▶ Task to carry out:
Within the listing that follows, how many lines contain the word "модели"? Only the number is wanted.

▶ Data for analysis:
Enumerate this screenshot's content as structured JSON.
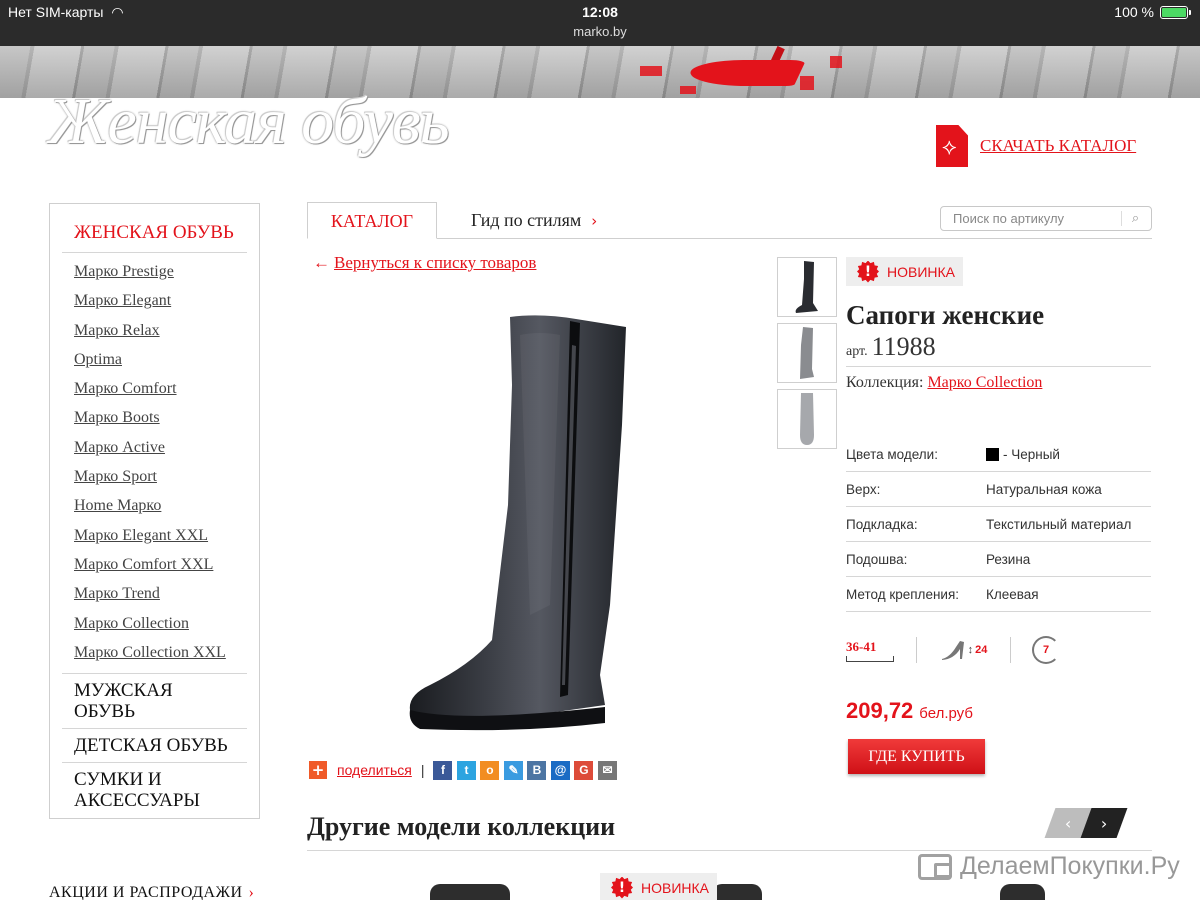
{
  "status_bar": {
    "carrier": "Нет SIM-карты",
    "time": "12:08",
    "url": "marko.by",
    "battery": "100 %"
  },
  "header": {
    "section_title": "Женская обувь",
    "catalog_download": "СКАЧАТЬ КАТАЛОГ"
  },
  "sidebar": {
    "active_section": "ЖЕНСКАЯ ОБУВЬ",
    "items": [
      "Марко Prestige",
      "Марко Elegant",
      "Марко Relax",
      "Optima",
      "Марко Comfort",
      "Марко Boots",
      "Марко Active",
      "Марко Sport",
      "Home Марко",
      "Марко Elegant XXL",
      "Марко Comfort XXL",
      "Марко Trend",
      "Марко Collection",
      "Марко Collection XXL"
    ],
    "sections": [
      "МУЖСКАЯ ОБУВЬ",
      "ДЕТСКАЯ ОБУВЬ",
      "СУМКИ И АКСЕССУАРЫ"
    ],
    "promo": "АКЦИИ И РАСПРОДАЖИ"
  },
  "tabs": {
    "catalog": "КАТАЛОГ",
    "style_guide": "Гид по стилям"
  },
  "search": {
    "placeholder": "Поиск по артикулу"
  },
  "back_link": "Вернуться к списку товаров",
  "share": {
    "label": "поделиться",
    "services": [
      {
        "name": "facebook-icon",
        "glyph": "f",
        "color": "#3b5998"
      },
      {
        "name": "twitter-icon",
        "glyph": "t",
        "color": "#2ca4e0"
      },
      {
        "name": "odnoklassniki-icon",
        "glyph": "o",
        "color": "#f28d21"
      },
      {
        "name": "livejournal-icon",
        "glyph": "✎",
        "color": "#3a9be0"
      },
      {
        "name": "vk-icon",
        "glyph": "B",
        "color": "#4c75a3"
      },
      {
        "name": "mailru-icon",
        "glyph": "@",
        "color": "#1a6bc4"
      },
      {
        "name": "googleplus-icon",
        "glyph": "G",
        "color": "#dd4b39"
      },
      {
        "name": "email-icon",
        "glyph": "✉",
        "color": "#777777"
      }
    ]
  },
  "product": {
    "badge": "НОВИНКА",
    "title": "Сапоги женские",
    "article_label": "арт.",
    "article": "11988",
    "collection_label": "Коллекция:",
    "collection": "Марко Collection",
    "specs": [
      {
        "key": "Цвета модели:",
        "value": "- Черный",
        "swatch": "#000000"
      },
      {
        "key": "Верх:",
        "value": "Натуральная кожа"
      },
      {
        "key": "Подкладка:",
        "value": "Текстильный материал"
      },
      {
        "key": "Подошва:",
        "value": "Резина"
      },
      {
        "key": "Метод крепления:",
        "value": "Клеевая"
      }
    ],
    "size_range": "36-41",
    "heel_height": "24",
    "rotation": "7",
    "price": "209,72",
    "currency": "бел.руб",
    "buy_button": "ГДЕ КУПИТЬ"
  },
  "other_models": {
    "title": "Другие модели коллекции",
    "badge": "НОВИНКА"
  },
  "watermark": "ДелаемПокупки.Ру",
  "colors": {
    "accent": "#e3131b",
    "status_bar": "#2b2b2b"
  }
}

▶ The answer:
2